On Monday, I read a post in which the words “a couple things” appeared several times. The post was well written and I agreed with many of the points made by it’s author. However those few words “a couple things” set my teeth on edge. Surely the correct way to demonstrate that one is speaking of several things as opposed to a single object is to say “a couple of things” rather than “a couple things”? Apart from “a couple things” being grammatically incorrect, it strikes me as being somewhat lazy to omit one word “of” when writing “a couple things”. The amount of time saved by not including “of” is, surely so insignificant as to be unworthy of the effort entailed in so doing?
I have also seen the words “couple things” rendered with both the “a” and the “of” omitted. I struggle to understand why literate individuals would indulge in such lazy behaviour, but perhaps I am being unreasonable in my criticism?
I have no wish to single out either the individual or the article in question, hence no link is provided. I have, however come across the following discussion concerning “couple things”, https://painintheenglish.com/case/267/), in which some adhere to my view while others disagree. As always I would welcome my reader’s views.
Having been born and raised in Liverpool, I was interested and amused to read an article entitled, “Can Google Translate Understand A Liverpool Accent” (http://www.theguardian.com/technology/2016/feb/01/can-google-translate-understand-a-liverpool-accent). The experience of the Guardian columnist suggests that Google can not interpret Scouse (the unique Liverpool Dialect) employed by some Scousers. I must confess that I was unfamiliar with a number of the Scouse words, for example “jegging” (listening in to someone else’s conversation), consequently my understanding of my native city has been enhance by the above article.
In my experience the 3 little words “I’m not being … ”, (insert the relevant missing word of your choice) are often the precursor for an insult or other offensive comment.
“I’m not being rude, but …”. Meaning – I am going to say something insulting. I am, however going to deny my intention to be rude.
“With respect…”. Meaning – I have no respect for you or the ideas you are expressing. I am, however going to use those words as a figleaf to hide the fact I’m insulting you.
“I’m not racist but …”. Meaning – I hold highly reprehensible views on race. I am, in fact a racist bigot.
“Some of my best friends are …”. Meaning – I don’t like this particular group of people, however I hope to disguise this fact by using the forgoing words.
“Its not you, its me …”. Meaning – It is (in my opinion) entirely down to you that this relationship (insert relevant example) isn’t working. I am, however going to let you down gently by pretending that it is all my fault.
Shakespeare’s words, “One may smile and be a villain” spring to mind.
As a child (a precocious one at that) I owned a Braille edition of The Little Oxford Dictionary of Current English which ran to some 16 volumes in Braille. As a small boy I recall having the idea that one could assemble a library encompassing all the knowledge available. I possessed a vague idea that The Little Oxford only contained a tiny portion of that knowledge but, somehow I believed it was possible for me to know, at the very least, a little about everything.

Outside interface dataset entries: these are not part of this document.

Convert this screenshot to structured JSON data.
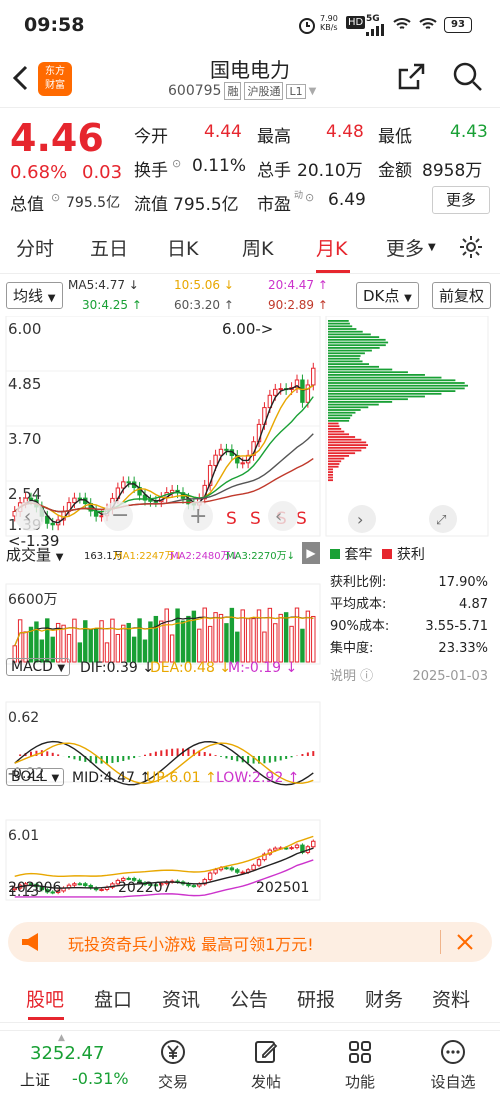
{
  "status_bar": {
    "time": "09:58",
    "net_speed": "7.90\nKB/s",
    "network": "5G",
    "battery": "93"
  },
  "header": {
    "title": "国电电力",
    "code": "600795",
    "badge_rong": "融",
    "badge_hgt": "沪股通",
    "badge_level": "L1",
    "logo_line1": "东方",
    "logo_line2": "财富"
  },
  "quote": {
    "price": "4.46",
    "pct": "0.68%",
    "change": "0.03",
    "open_label": "今开",
    "open": "4.44",
    "high_label": "最高",
    "high": "4.48",
    "low_label": "最低",
    "low": "4.43",
    "turnover_label": "换手",
    "turnover": "0.11%",
    "volume_label": "总手",
    "volume": "20.10万",
    "amount_label": "金额",
    "amount": "8958万",
    "mktcap_label": "总值",
    "mktcap": "795.5亿",
    "float_label": "流值",
    "float": "795.5亿",
    "pe_label": "市盈",
    "pe": "6.49",
    "more": "更多"
  },
  "tabs": [
    {
      "label": "分时",
      "active": false
    },
    {
      "label": "五日",
      "active": false
    },
    {
      "label": "日K",
      "active": false
    },
    {
      "label": "周K",
      "active": false
    },
    {
      "label": "月K",
      "active": true
    },
    {
      "label": "更多",
      "active": false
    }
  ],
  "ma": {
    "selector": "均线",
    "ma5": "MA5:4.77 ↓",
    "ma10": "10:5.06 ↓",
    "ma20": "20:4.47 ↑",
    "ma30": "30:4.25 ↑",
    "ma60": "60:3.20 ↑",
    "ma90": "90:2.89 ↑",
    "dk_button": "DK点",
    "fq_button": "前复权"
  },
  "price_axis": {
    "p1": "6.00",
    "p2": "4.85",
    "p3": "3.70",
    "p4": "2.54",
    "p5": "1.39",
    "p5b": "1.39",
    "high_mark": "6.00->",
    "low_mark": "<-1.39"
  },
  "volume": {
    "selector": "成交量",
    "vol": "163.1万",
    "ma1": "MA1:2247万↓",
    "ma2": "MA2:2480万↓",
    "ma3": "MA3:2270万↓",
    "axis_max": "6600万"
  },
  "macd": {
    "selector": "MACD",
    "dif": "DIF:0.39 ↓",
    "dea": "DEA:0.48 ↓",
    "m": "M:-0.19 ↓",
    "axis_top": "0.62",
    "axis_bottom": "-0.22"
  },
  "boll": {
    "selector": "BOLL",
    "mid": "MID:4.47 ↑",
    "up": "UP:6.01 ↑",
    "low": "LOW:2.92 ↑",
    "axis_top": "6.01",
    "axis_bottom": "1.13"
  },
  "dates": {
    "d1": "202006",
    "d2": "202207",
    "d3": "202501"
  },
  "chip": {
    "legend_trapped": "套牢",
    "legend_profit": "获利",
    "profit_ratio_label": "获利比例:",
    "profit_ratio": "17.90%",
    "avg_cost_label": "平均成本:",
    "avg_cost": "4.87",
    "cost90_label": "90%成本:",
    "cost90": "3.55-5.71",
    "concentration_label": "集中度:",
    "concentration": "23.33%",
    "note_label": "说明",
    "date": "2025-01-03"
  },
  "banner": {
    "text": "玩投资奇兵小游戏 最高可领1万元!"
  },
  "subtabs": [
    {
      "label": "股吧",
      "active": true
    },
    {
      "label": "盘口",
      "active": false
    },
    {
      "label": "资讯",
      "active": false
    },
    {
      "label": "公告",
      "active": false
    },
    {
      "label": "研报",
      "active": false
    },
    {
      "label": "财务",
      "active": false
    },
    {
      "label": "资料",
      "active": false
    }
  ],
  "bottom_nav": {
    "index_value": "3252.47",
    "index_name": "上证",
    "index_pct": "-0.31%",
    "items": [
      {
        "label": "交易",
        "icon": "yen-icon"
      },
      {
        "label": "发帖",
        "icon": "edit-icon"
      },
      {
        "label": "功能",
        "icon": "grid-icon"
      },
      {
        "label": "设自选",
        "icon": "more-icon"
      }
    ]
  },
  "colors": {
    "up": "#e6262e",
    "down": "#19a035",
    "accent": "#ff6a00"
  }
}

I know longer cherish the erroneous view that one can ever comprehend all there is to no on a single subject let alone on the ever expanding knowledge base which exists out there. Despite the fact we can never know everything I felt a sense of regret when I read that the next edition of The Oxford English Dictionary (OED) may well only appear online due to the sheer vastness of the project and the prohibitive cost (for many) of £750) of purchasing the print edition. The ever evolving nature of language is, no doubt better suited to an online work of reference hcapable of being easily updated, rather than the many paper volumes which will be out of date as soon as they leave the printing press. None the less I feel a sense of regret at the passing of the OED in it’s traditional printed form. There is something reassuring about holding a real book in one’s hands and I regret the demise of that sense of permanence, however illusory that undoubtedly was. For the article please go to http://www.telegraph.co.uk/culture/culturenews/10777079/RIP-for-OED-as-worlds-finest-dictionary-goes-out-of-print.html